SACRAMENTO – Jan. 28, 2020 – Following last year’s devastating fires in the Amazon and other rainforests around the world, Assemblymember Ash Kalra (D-San Jose), along with Senator Ben Allen, Assemblymembers Richard Bloom (D-Santa Monica), Eduardo Garcia (D-Coachella), and Eloise Gómez Reyes (D-Grand Terrace), and accompanied by co-sponsors Friends of the Earth, Peace 4 Animals, and Social Compassion in Legislation, today announced the introduction of AB 2002, the California Deforestation-Free Procurement Act.
“By introducing this bill, we’re giving California the opportunity to take real leadership in the fight against rainforest destruction by making our purchases – and our global impact – more transparent, more sustainable and more ethical,” said Assemblymember Kalra. “With our tropical forests increasingly at risk of fires like the ones we witnessed in 2019, we can no longer afford to ignore the global deforestation crisis. AB 2002 asserts our California values and extends environmental leadership to the protection of tropical forests, sending a powerful signal to global markets that illegal and destructive commodity-driven deforestation will no longer be tolerated.”
If passed, all California state contracts involving tropical forest-risk commodities, such as palm oil, soy, cattle, rubber, paper/pulp and timber, would require contractors to maintain a No Deforestation, No Peat, No Exploitation (NDPE) policy, and provide evidence that their operations are not linked to rainforest destruction or abuses of indigenous peoples’ rights.
The world’s rainforests are in crisis. Environmental advocates and industry leaders alike agree that there is increasing recognition that such policies are the best way to prevent ongoing forest destruction. A version of the bill introduced in 2019 achieved strong bi-partisan support but failed to pass the Senate Appropriations Committee
Tropical forests cover roughly seven percent of the Earth’s surface but harbor close to half of all species on Earth. An estimated 18 million acres of forest—an area one-fifth the size of California—is lost every year, largely due to the expansion of agribusiness plantations. Tropical deforestation and related land-use changes is responsible for nearly a quarter of global carbon dioxide emissions, and is a major contributor to the global biodiversity crisis.

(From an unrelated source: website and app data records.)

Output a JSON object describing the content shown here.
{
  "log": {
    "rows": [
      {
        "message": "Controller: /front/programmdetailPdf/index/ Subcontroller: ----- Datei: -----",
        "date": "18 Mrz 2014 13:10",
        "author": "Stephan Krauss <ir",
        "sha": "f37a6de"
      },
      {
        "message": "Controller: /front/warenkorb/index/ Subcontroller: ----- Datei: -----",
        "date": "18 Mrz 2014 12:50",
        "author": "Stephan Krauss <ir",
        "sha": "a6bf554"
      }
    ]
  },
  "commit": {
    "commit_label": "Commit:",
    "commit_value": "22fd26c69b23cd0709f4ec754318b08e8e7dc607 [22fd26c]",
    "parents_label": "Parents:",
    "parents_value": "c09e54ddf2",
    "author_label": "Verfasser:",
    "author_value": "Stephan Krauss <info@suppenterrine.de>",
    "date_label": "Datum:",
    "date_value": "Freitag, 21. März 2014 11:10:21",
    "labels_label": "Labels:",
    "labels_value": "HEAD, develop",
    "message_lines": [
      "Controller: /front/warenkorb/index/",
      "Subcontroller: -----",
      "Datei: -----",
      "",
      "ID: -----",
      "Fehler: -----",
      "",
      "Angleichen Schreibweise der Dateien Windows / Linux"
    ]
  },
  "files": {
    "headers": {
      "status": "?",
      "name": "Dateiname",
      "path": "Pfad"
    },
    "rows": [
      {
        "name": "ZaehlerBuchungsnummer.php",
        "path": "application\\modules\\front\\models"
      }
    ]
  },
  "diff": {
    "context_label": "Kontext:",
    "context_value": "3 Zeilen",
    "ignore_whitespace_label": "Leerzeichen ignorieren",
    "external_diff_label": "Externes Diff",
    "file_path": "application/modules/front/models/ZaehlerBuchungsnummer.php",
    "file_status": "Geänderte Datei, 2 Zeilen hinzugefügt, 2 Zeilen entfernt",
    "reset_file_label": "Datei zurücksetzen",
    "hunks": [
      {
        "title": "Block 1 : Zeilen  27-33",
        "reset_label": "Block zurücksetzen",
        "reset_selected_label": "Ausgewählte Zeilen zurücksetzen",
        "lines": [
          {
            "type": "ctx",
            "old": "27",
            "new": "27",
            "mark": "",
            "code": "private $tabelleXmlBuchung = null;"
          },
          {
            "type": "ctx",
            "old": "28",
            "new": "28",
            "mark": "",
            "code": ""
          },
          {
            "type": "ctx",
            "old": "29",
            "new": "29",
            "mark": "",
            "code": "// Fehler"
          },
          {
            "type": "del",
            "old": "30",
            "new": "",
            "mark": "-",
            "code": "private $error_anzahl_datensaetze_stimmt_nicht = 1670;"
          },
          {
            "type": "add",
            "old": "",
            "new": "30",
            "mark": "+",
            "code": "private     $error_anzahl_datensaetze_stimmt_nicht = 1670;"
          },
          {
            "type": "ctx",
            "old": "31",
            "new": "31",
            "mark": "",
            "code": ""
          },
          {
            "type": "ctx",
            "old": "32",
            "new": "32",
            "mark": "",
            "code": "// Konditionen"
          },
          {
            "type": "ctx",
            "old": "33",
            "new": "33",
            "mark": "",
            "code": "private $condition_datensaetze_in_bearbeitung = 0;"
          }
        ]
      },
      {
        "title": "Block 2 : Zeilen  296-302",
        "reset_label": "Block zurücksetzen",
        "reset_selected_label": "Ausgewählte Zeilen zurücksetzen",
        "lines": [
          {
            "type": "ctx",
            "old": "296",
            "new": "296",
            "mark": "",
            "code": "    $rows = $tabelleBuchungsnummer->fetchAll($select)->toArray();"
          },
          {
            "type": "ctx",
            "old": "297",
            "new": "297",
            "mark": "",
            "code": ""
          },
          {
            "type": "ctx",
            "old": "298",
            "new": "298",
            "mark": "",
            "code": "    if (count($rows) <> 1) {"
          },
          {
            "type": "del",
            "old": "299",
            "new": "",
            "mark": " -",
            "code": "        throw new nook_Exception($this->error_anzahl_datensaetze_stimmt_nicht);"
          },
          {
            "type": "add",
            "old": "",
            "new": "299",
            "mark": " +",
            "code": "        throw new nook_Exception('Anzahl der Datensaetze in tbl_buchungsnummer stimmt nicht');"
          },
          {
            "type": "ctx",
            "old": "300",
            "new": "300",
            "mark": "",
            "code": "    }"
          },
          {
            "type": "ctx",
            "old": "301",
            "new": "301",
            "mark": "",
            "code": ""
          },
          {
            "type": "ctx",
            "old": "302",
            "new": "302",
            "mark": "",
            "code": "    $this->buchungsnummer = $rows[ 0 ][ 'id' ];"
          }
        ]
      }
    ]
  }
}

“We must take a stand to stop the destruction of tropical forests before there are no tropical forests or animals that depend on them left,” added Judie Mancuso, CEO and Founder of Social Compassion in Legislation. “AB 2002 builds a framework to reward companies that are doing the right thing by giving them exclusive assess to do business with the state of California and puts necessary pressure on others to do the same.”
“Tropical forests are home to the world’s greatest biodiversity; they’ve harbored and been stewarded by Indigenous Peoples since time immemorial – and they are essential for stabilizing the global climate. The rapid loss of these forests to agribusiness and overconsumption is a crisis of epic proportions. Now, California has the opportunity to use its purchasing power to tackle the root causes of forest destruction. This will be a precedent-setting policy with truly global implications,” stated Jeff Conant, Senior International Forests Program Manager, Friends of the Earth
“I have seen firsthand the heartbreaking effects of tropical deforestation,” said Katie Cleary, Founder and President of Peace 4 Animals. “We will lose our orangutans, tigers, and countless other species if we do not take meaningful steps to end tropical deforestation.”
AB 2002, has broad support from many organizations committed to defending tropical rainforests, including: the Natural Resources Defense Council, Greenpeace, Amazon Watch, Asia Pacific Environmental Network, BioFuel Watch, Center for Biological Diversity, Environmental Defense Fund, Environmental Investigation Agency, Filipina Alliance for Environmental Justice, Idle No More SF Bay, Indigenous Environmental Network, Mighty Earth, Movement Rights California, Nature Conservancy, Oxfam America, Rainforest Action Network, Stand.Earth, and Union of Concerned Scientists.